The Wonders of Friendship, Aging, and Headstands: Anna Quindlen's Lots of Candles, Plenty of Cake
Anna Quindlen’s Lots of Candles, Plenty of Cake is an insightful, funny, and poignant memoir that you will most certainly re-read again and again. Much like she did with her popular column, “Life In the 30’s,” Quindlen writes invitingly about everyday life, though the focus is now on life in the 50s and 60s, and the aging baby-boomer generation of which she is a part. What’s wonderful about Quindlen’s writing is that she manages to be universally relatable, even when speaking of a very specific set of experiences. A major theme of these essays is, naturally, aging, as Quindlen is now in her late 50s, and I appreciated the different approaches she took throughout the book.
Chapters like “The Little Stories We Tell Ourselves” and “Older” are humorous, but also thoughtful. “Little Stories” recounts the joy Quindlen gets out of being able to stand on her head, or do a one-armed push up: things she always told herself she couldn’t do, especially at the age of 58. An amusing, lighthearted chapter, but also one that carried a striking message about pushing yourself to excel, no matter what the limitations. “Older” speaks of how relative the term “old” really is. What is old? Is it a creaky hip, or hot flashes? Or is it just a feeling, something that recedes into the future as you grow? Again, the chapter seems, on the surface, very directed toward Quindlen’s generation, but in spite of being part of a significantly younger generation, I found myself smiling in acknowledgment every few instances, and reflecting on the chapter later in the day.

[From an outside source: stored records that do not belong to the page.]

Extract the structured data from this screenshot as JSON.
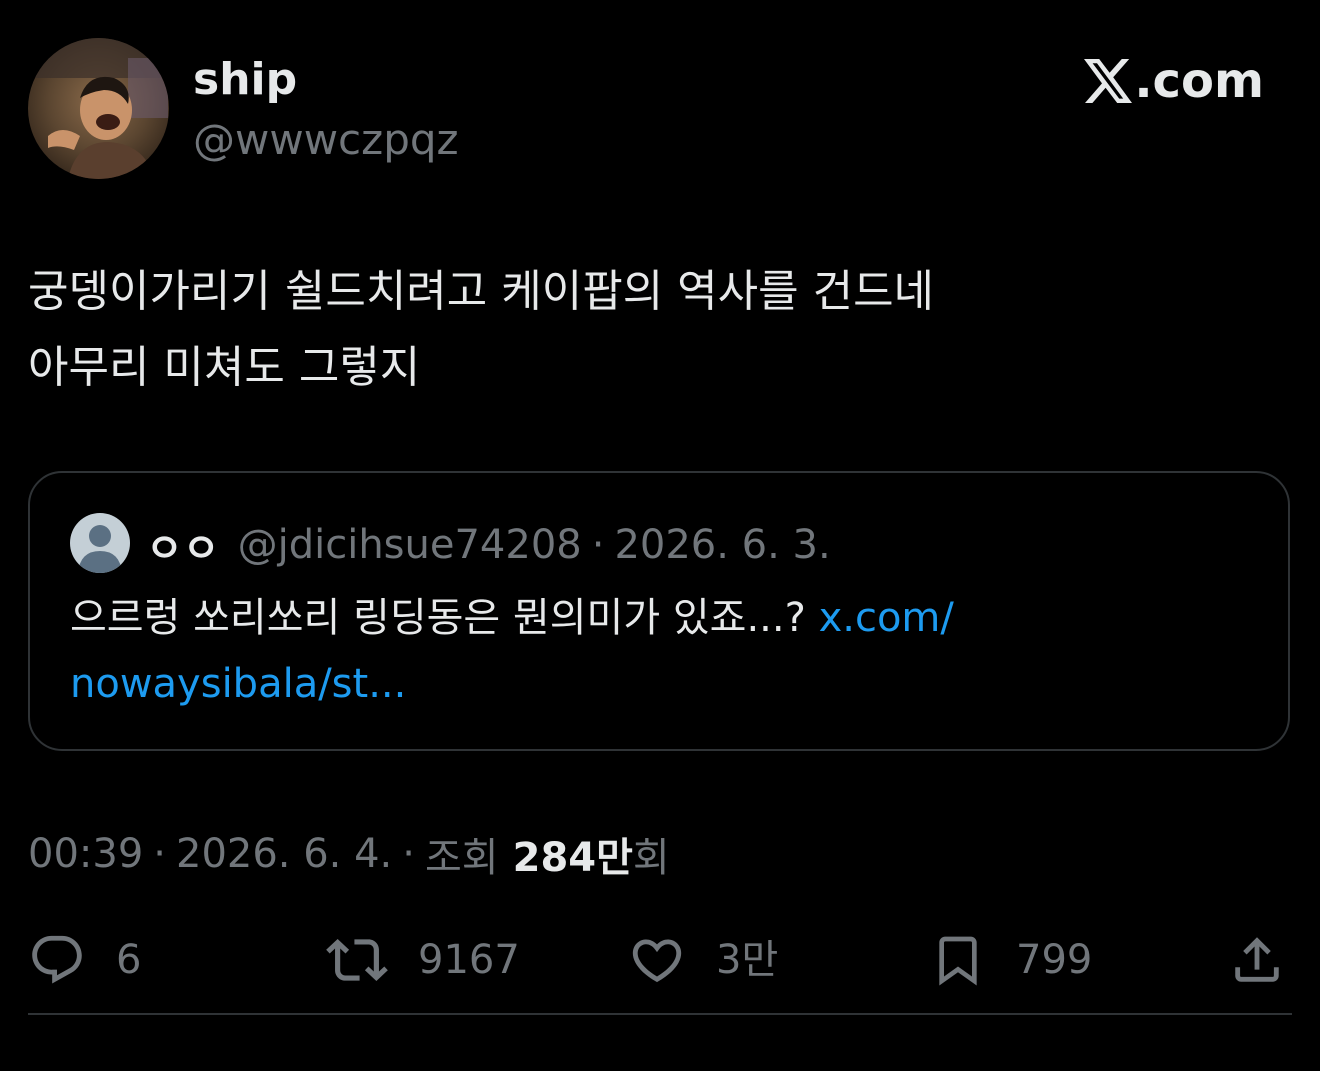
{
  "author": {
    "display_name": "ship",
    "handle": "@wwwczpqz"
  },
  "brand": {
    "logo_icon": "x-logo-icon",
    "suffix": ".com"
  },
  "tweet": {
    "lines": [
      "궁뎅이가리기 쉴드치려고 케이팝의 역사를 건드네",
      "아무리 미쳐도 그렇지"
    ]
  },
  "quote": {
    "name": "ㅇㅇ",
    "handle": "@jdicihsue74208",
    "separator": "·",
    "date": "2026. 6. 3.",
    "text_line1": "으르렁 쏘리쏘리 링딩동은 뭔의미가 있죠...? ",
    "link_part1": "x.com/",
    "link_part2": "nowaysibala/st..."
  },
  "meta": {
    "time": "00:39",
    "separator": "·",
    "date": "2026. 6. 4.",
    "views_label": "조회",
    "views_count": "284만",
    "views_suffix": "회"
  },
  "actions": {
    "reply": {
      "icon": "reply-icon",
      "count": "6"
    },
    "retweet": {
      "icon": "retweet-icon",
      "count": "9167"
    },
    "like": {
      "icon": "heart-icon",
      "count": "3만"
    },
    "bookmark": {
      "icon": "bookmark-icon",
      "count": "799"
    },
    "share": {
      "icon": "share-icon"
    }
  },
  "colors": {
    "background": "#000000",
    "text_primary": "#e7e9ea",
    "text_secondary": "#71767b",
    "link": "#1d9bf0",
    "border": "#2f3336"
  }
}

Perhaps my favorite chapter was “Girlfriends,” which speaks of the importance of girlfriends in a woman’s life, especially as she grows older. Quindlen writes: “Ask any woman how she makes it through the day, and she may mention her calendar, her to-do lists, her babysitter … But if you push her on how she really makes it through her day, or, more important, her months and years … She will mention her girlfriends.”
Yes, woven into the chapter are mentions of babysitters, sons who bring home girlfriends, and household chores. But the sentiment is applicable to a woman in any stage of life. After all, what did I do after I read that chapter? I put down Lots of Candles, Plenty of Cake and called up a girlfriend. What did we talk about? As Quindlen says, “Who knows? Who cares … What would I do without her?”